Syrian government forces did not stop their operation in Greater Idlib with the success in the western countryside of Aleppo city and continued making gains in the province. During the past 24 hours, they took control of over 10 settlements.
Furthermore, they forced members of the mighty Idlib rebels to retreat from Sheikh Aqil, besieged another Turkish observation point, and set a foothold for a possible offensive on the city of Darat Izza.
This town, located 30km west of Aleppo, had an estimated population of approximately 42,000 in 2013. In modern Syria, it is most widely known as the stronghold of Hayat Tahrir al-Sham that hosts its key forces and facilities in this part of the province.
The fall of Darat Iazza into the hands of government troops will also disrupt a link between the Turkish-occupied Afrin region and armed groups hiding in the countryside of Idlib city. Thus, Ankara will not be able to freely redeploy its proxies from one part of northwestern Syria into another. On the same day, President Bashar al-Assad congratulated the Syrian people and the Syrian Army with the victory in western Aleppo.
However, he said that this achievement “does not mean the end of the war” and declared that the military will continue combating terrorism in the provinces of Aleppo and Idlib. Turkish threats to launch a war on Syria if its forces do not stop their anti-terrorism campaign, al-Assad described as empty words. The televised speech of the president came amid reports that Hayat Tahrir al-Sham started evacuating its remaining weapon depots in the Mount Simeon District of Aleppo province towards the region of Afrin, and the border with Turkey west of Idlib.
These developments indicate that the group does not really believe that it is able to defend Darat Izza in an open battle with the Syrian Army. It is interesting no note how the public rhetoric of pro-militant media outlets changes depending on the military successes of the Syrian Army.
During the previous stages of the conflict, they preferred to call the Damascus government a bloody dictatorship that is killing peaceful moderate rebels all around Syria. Then, it evolved into the regime fighting against the ‘Syrian revolution’, while ‘Assad sectarian militia’ evolved into ‘Assad forces’.
After the deployment of the Syrian Army in the vicinity of Idlib city, ‘Assad forces’ started slowly becoming ‘government troops’. It seems that when the army enters the city itself, Idlib grant-eaters will welcome the internationally-recognized government. Taking into account the recent developments on the frontline, they probably should start preparing posters featuring great leader Bashar al-Assad immediately.

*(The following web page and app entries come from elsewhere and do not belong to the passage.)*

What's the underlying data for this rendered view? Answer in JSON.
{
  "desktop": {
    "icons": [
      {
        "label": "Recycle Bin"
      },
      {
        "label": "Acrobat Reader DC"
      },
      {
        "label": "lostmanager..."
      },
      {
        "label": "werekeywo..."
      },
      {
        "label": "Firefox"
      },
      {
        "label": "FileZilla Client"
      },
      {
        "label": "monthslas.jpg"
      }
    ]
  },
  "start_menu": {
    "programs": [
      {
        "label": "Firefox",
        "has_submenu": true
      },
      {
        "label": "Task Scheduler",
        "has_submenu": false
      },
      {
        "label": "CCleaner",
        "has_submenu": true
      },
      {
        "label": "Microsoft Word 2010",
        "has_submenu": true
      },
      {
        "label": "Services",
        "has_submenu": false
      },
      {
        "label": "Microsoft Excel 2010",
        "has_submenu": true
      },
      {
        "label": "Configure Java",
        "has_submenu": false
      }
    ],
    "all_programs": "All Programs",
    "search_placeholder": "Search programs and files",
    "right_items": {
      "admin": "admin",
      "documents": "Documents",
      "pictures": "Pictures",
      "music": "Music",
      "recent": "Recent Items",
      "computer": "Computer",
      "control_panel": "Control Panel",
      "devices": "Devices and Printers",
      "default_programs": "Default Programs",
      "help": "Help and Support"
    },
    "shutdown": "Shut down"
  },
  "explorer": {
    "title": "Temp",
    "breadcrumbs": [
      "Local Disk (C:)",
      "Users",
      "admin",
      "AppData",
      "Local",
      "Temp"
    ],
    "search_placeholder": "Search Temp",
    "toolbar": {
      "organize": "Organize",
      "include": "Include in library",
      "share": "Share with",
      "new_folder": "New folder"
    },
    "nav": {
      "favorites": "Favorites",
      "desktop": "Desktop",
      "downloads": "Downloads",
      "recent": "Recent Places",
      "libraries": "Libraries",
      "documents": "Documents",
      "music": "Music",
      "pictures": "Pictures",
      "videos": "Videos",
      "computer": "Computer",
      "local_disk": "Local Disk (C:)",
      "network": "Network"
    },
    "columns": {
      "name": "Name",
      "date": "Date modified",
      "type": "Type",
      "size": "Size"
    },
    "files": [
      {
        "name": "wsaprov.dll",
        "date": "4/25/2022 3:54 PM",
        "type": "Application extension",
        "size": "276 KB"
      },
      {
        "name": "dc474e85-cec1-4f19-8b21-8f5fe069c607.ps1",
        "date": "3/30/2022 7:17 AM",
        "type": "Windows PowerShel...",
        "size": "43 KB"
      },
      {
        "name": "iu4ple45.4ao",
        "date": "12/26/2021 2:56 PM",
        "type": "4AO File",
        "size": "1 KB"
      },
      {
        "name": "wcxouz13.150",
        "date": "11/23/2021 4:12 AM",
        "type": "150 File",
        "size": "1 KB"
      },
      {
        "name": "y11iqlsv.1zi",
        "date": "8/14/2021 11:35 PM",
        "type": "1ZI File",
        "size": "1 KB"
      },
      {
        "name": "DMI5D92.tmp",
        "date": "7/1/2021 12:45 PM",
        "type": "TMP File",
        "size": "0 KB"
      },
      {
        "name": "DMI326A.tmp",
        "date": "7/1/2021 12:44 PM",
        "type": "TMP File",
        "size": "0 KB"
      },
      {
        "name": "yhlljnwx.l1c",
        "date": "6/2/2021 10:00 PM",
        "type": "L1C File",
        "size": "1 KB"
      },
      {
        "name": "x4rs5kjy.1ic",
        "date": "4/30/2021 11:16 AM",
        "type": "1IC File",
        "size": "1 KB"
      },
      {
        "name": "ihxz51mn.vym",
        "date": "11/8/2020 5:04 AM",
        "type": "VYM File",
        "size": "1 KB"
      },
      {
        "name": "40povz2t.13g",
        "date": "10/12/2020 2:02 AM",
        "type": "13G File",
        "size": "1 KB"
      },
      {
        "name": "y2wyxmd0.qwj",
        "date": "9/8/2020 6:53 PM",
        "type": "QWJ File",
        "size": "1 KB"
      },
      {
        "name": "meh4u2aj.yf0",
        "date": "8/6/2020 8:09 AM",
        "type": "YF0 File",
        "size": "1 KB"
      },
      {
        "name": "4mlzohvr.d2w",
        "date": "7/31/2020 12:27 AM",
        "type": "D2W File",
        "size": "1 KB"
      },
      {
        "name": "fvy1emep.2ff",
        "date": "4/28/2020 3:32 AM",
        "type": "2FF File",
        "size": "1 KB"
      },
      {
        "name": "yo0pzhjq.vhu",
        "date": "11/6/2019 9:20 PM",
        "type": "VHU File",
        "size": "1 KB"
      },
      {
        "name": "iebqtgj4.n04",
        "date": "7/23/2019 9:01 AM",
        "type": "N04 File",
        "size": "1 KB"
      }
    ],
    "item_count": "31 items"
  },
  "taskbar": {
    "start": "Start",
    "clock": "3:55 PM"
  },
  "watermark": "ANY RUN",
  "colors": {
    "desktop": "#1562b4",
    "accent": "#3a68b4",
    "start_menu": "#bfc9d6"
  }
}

Therefore, the main hope of Idlib groups and their supporters is the Turkish diplomatic efforts in the framework of the Astana format. On February 17, Moscow and Ankara started a new round of negotiations on the situation in Idlib. The Turkish leadership’s current main goal is to stop the Syrian advance and to consolidate its own influence in the scraps of the militant-held part of Idlib. In turn, it will likely have to surrender a part of its lovely moderate rebel groups that are publicly linked with al-Qaeda.
If Russia and Turkey find no understanding on the situation, Ankara will continue making attempts to protect Idlib groups with a variant of military and diplomatic measures. This will likely lead to a further escalation of the conflict.